Ramona with Chargers star and HDSA supporter Antonio Gates at the 2007 Celebration of Hope Gala (photo by Gene Veritas)
Change means new opportunities
After 56 seasons in San Diego, the Chargers’ departure angered local football fans and civic leaders. “The Los Angeles Judases have betrayed us for 30 pieces of silver,” wrote Union-Tribune sports columnist Nick Canepa, who is also a member of HDSA-San Diego’s advisory board, in reference to the move
The team’s’ exit has also posed a huge challenge for HDSA. Bill’s involvement since 1999 added the team’s high-profile pro-football brand to most major fundraising events, including the chapter's annual gala. For years, HDSA-San Diego board meetings took place at Chargers’ headquarters, and team owner Dean Spanos allowed use of that facility for fundraisers. In 2003, Spanos and his wife Susie received HDSA’s Harold Leventhal Community Service Award at a dinner in New York City.
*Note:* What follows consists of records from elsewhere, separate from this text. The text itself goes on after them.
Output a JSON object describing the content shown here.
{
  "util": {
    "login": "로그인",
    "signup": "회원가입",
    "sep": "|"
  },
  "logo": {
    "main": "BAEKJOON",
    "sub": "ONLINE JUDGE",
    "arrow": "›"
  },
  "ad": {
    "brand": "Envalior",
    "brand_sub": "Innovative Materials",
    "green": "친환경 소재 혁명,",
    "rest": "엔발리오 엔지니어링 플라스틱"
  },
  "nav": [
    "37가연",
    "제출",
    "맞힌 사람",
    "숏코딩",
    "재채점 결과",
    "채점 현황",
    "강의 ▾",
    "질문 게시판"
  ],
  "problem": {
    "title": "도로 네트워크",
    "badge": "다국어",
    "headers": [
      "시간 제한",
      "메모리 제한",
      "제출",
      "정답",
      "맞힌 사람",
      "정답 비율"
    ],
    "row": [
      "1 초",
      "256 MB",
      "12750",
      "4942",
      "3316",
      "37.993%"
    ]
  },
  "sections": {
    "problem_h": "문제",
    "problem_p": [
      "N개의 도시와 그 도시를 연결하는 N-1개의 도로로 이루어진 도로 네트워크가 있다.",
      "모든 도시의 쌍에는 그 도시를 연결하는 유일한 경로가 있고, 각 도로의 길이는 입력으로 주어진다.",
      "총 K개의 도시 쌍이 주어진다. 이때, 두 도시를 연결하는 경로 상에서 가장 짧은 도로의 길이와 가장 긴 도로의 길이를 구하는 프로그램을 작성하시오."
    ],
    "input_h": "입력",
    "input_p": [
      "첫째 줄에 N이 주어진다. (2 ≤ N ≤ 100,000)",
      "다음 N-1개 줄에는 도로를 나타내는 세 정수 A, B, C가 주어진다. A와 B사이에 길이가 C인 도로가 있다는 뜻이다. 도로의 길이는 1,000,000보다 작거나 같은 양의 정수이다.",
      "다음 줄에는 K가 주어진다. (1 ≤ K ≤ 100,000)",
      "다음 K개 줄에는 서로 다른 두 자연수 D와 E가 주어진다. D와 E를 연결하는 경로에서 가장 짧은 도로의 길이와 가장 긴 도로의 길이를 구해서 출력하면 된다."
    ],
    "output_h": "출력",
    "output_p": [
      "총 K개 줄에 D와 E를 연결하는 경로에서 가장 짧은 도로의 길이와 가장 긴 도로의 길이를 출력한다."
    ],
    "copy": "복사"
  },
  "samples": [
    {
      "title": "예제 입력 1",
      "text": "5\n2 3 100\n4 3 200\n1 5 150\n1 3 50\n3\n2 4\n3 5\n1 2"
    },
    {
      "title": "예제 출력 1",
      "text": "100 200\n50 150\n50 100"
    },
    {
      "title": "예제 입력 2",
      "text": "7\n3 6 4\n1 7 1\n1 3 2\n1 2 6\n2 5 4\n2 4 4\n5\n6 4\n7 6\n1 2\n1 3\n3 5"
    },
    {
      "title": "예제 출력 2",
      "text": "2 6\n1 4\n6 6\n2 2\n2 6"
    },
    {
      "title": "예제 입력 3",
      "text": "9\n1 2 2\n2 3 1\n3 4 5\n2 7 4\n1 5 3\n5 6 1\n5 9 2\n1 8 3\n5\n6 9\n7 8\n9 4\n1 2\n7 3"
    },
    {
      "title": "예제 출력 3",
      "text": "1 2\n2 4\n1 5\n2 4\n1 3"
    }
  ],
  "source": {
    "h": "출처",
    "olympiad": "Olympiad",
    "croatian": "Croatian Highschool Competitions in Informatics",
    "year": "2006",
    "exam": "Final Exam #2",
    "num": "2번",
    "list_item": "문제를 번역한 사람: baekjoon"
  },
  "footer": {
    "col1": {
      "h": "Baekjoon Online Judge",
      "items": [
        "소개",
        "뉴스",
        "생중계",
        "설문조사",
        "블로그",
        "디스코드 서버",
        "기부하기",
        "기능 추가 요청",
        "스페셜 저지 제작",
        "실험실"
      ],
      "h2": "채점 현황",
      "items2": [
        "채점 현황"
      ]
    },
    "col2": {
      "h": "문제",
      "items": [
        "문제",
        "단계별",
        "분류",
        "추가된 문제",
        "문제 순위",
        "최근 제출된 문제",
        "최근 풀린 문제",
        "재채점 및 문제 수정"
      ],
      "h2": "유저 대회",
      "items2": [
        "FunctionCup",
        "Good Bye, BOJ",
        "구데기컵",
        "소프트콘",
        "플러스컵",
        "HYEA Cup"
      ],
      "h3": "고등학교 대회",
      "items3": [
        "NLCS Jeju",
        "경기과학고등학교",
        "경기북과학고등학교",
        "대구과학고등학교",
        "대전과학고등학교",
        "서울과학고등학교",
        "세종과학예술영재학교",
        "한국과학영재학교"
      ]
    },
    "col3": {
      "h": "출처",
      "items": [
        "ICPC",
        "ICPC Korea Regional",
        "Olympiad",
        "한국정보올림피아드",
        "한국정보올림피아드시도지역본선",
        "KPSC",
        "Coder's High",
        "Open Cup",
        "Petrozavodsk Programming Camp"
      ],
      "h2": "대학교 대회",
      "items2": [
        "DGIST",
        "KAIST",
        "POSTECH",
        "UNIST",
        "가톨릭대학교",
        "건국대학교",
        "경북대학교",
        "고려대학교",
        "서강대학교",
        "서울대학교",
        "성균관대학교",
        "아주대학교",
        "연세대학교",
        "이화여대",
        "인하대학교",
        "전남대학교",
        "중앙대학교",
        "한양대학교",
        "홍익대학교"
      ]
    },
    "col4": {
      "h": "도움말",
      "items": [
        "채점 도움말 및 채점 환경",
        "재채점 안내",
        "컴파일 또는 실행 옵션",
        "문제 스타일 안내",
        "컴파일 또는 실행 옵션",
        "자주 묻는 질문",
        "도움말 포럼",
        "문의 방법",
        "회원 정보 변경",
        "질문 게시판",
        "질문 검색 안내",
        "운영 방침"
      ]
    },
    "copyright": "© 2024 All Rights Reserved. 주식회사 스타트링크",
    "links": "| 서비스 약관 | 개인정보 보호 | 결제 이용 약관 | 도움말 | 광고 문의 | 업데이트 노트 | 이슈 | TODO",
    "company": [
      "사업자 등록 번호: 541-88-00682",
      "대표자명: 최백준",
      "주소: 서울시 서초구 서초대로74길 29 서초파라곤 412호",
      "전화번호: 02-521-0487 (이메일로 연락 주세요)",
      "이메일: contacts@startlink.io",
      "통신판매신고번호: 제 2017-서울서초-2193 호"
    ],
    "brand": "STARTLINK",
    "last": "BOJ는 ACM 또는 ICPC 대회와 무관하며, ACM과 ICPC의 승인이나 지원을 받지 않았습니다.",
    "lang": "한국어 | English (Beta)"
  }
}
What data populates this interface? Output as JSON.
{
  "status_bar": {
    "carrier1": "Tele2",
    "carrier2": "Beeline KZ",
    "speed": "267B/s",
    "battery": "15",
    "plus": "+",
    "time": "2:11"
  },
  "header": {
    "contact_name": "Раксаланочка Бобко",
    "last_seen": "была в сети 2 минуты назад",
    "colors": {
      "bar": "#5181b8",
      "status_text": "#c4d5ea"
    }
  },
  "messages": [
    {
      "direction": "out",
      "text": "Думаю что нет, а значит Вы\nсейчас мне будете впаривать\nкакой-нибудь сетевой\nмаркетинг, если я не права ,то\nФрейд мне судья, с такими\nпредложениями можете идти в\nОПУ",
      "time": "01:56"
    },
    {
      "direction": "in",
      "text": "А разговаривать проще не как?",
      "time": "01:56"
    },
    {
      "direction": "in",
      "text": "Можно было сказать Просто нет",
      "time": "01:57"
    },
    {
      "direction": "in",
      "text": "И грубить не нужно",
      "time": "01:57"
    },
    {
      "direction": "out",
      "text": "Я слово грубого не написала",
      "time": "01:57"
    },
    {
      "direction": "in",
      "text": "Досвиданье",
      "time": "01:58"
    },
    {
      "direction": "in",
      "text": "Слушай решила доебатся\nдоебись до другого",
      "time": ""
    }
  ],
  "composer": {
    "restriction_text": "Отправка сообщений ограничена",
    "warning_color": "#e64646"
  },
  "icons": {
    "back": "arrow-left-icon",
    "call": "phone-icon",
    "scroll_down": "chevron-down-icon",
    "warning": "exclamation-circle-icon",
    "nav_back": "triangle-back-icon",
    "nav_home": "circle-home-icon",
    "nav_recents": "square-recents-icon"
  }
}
However, Bill’s decision to remain has helped offset the feelings of desertion resulting from the Chargers’ move. His connections, creativity, and dedication will help the chapter strike out in new directions. As Bill has always made clear, he’s also in this fight for Hayley – and for all families affected by HD.
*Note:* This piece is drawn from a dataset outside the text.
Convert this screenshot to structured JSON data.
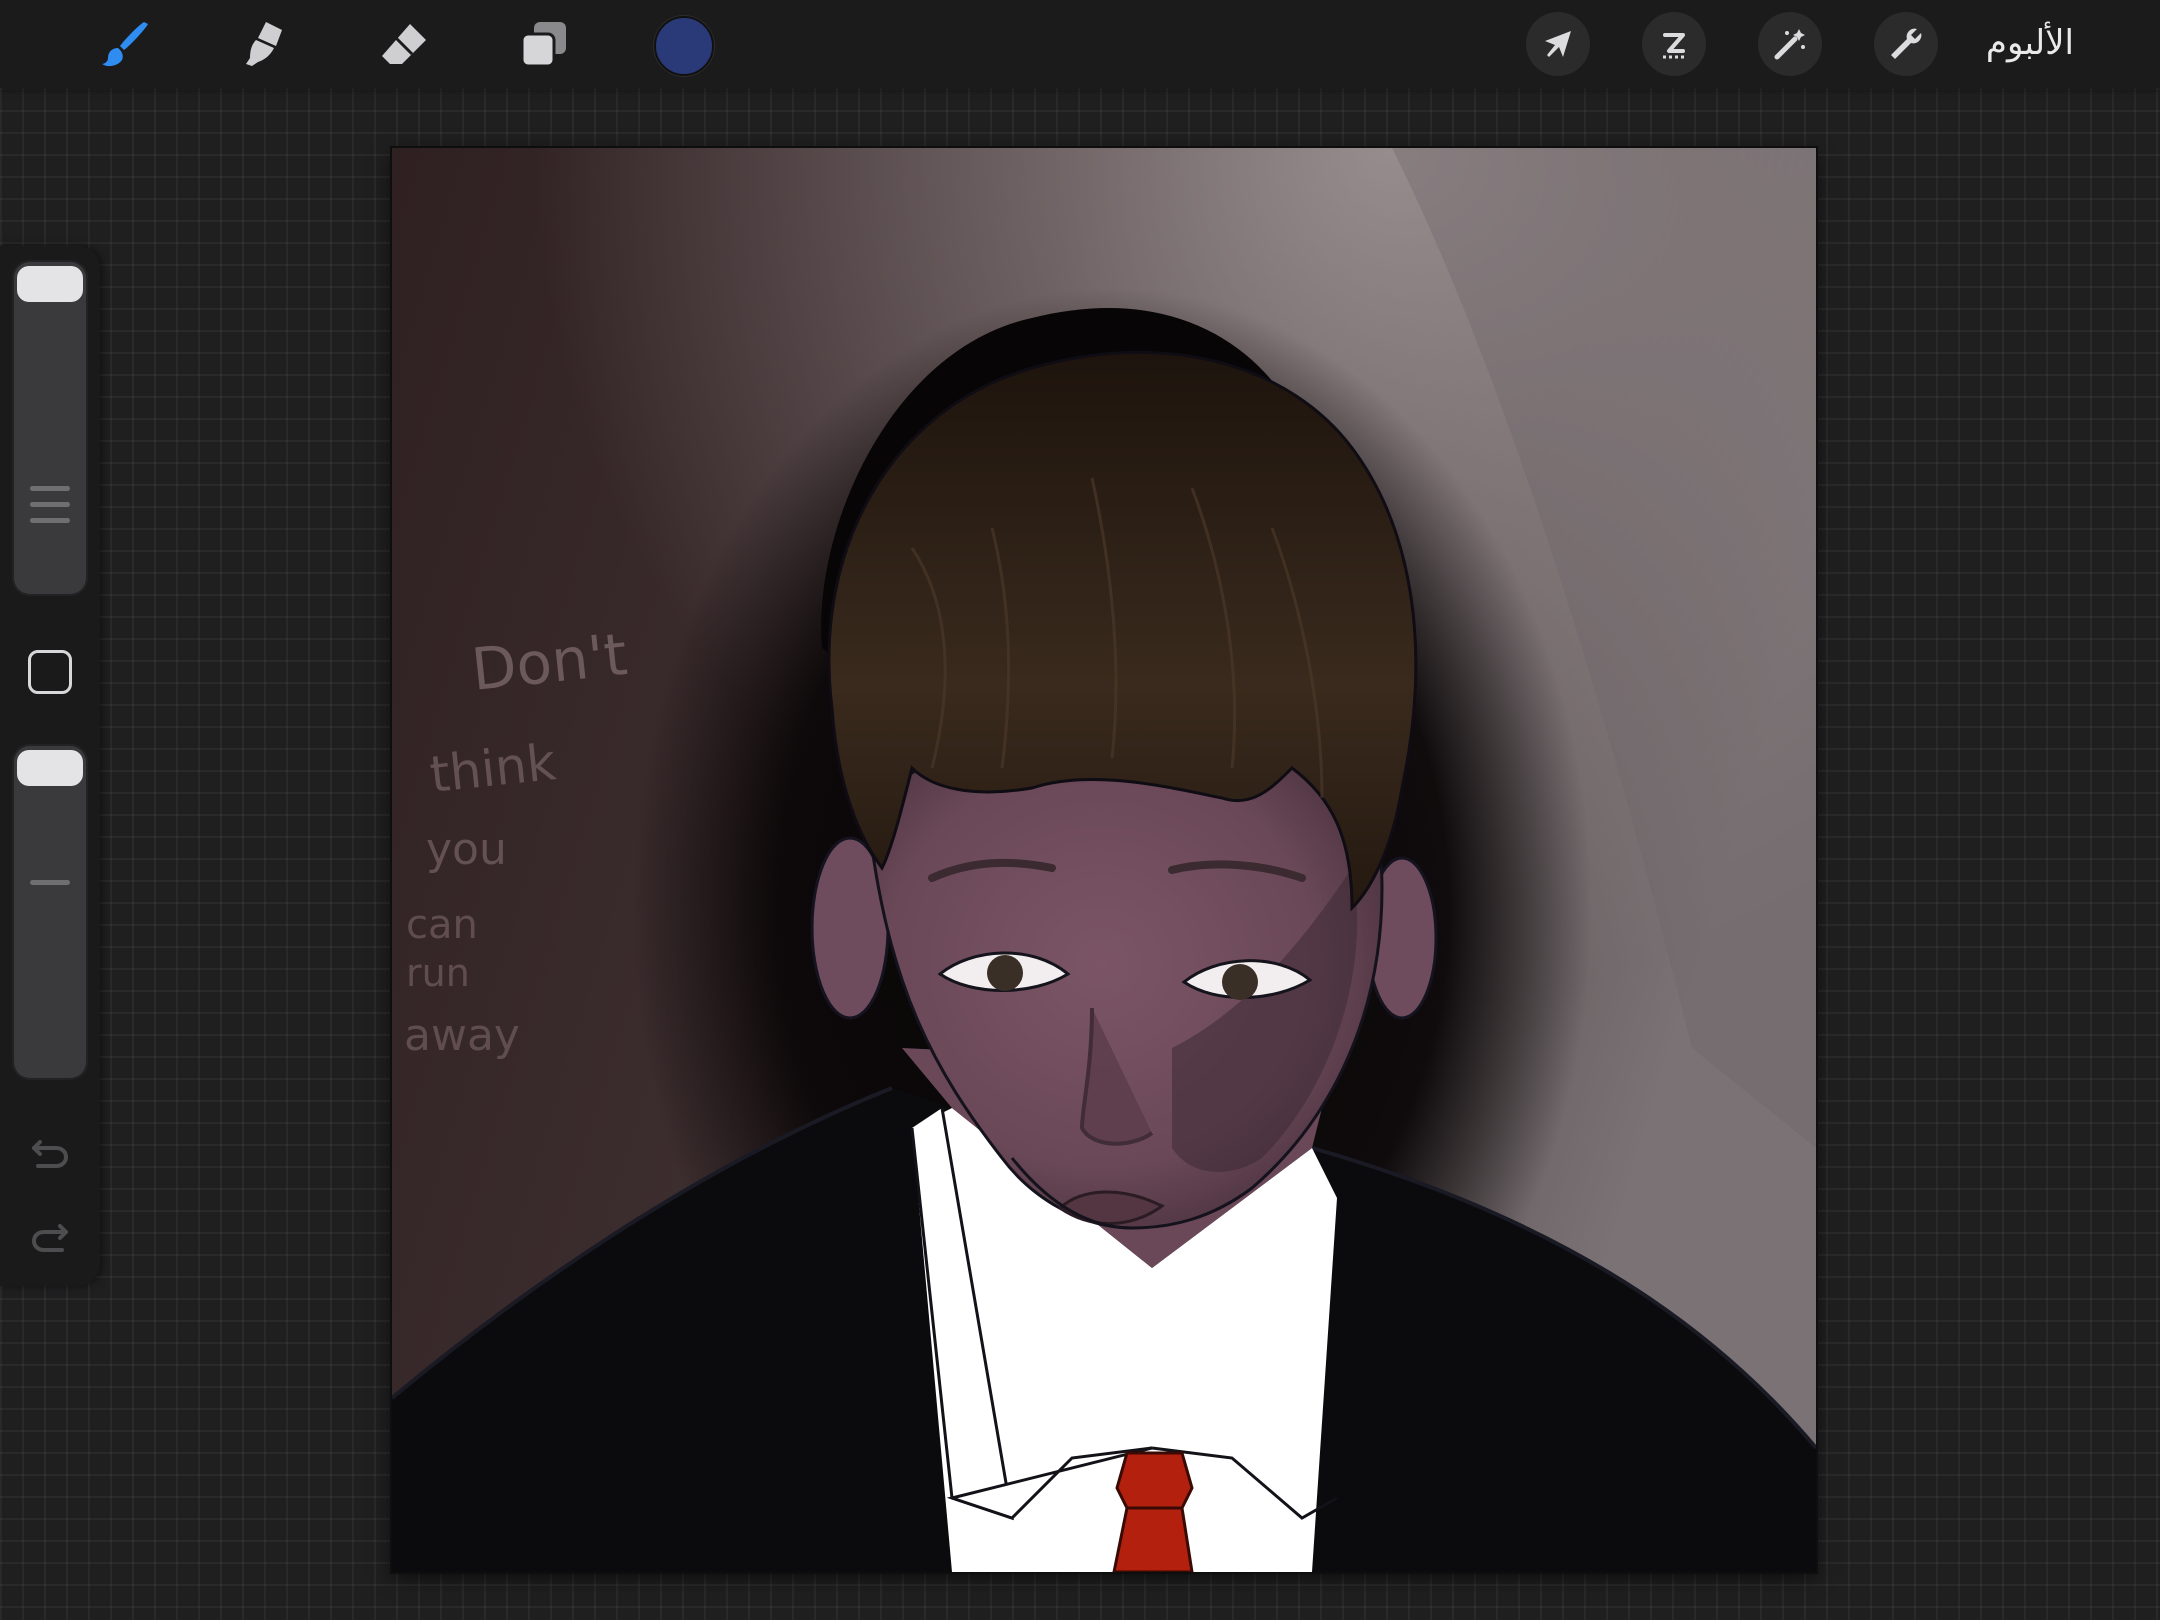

Bill and Hayley Johnston exchange ideas at an HDSA-San Diego event in May 2016 (photo by Gene Veritas).
Over the years, other chapter members and even Bill himself recognized the danger of relying too heavily on the Chargers. As a result, the chapter has strived to diversify its sponsor and donor base.
The Chargers’ exodus might also provide unforeseen benefits such as distancing HDSA-San Diego from the uncomfortable connection to a sport now linked to brain diseases similar to HD.
“The Chargers organization has been stellar in its support,” Dr. Hoffman wrote, noting the chapter’s gratitude for the players’ “enthusiastic participation” at fundraisers. “We will miss our Chargers.
“That said, the HDSA-San Diego board and all of our wonderful volunteers are hard at work attracting sponsors and making our events even more exciting. Whenever there are changes, there are new opportunities. Our job is to find and leverage these opportunities to their maximum potential.”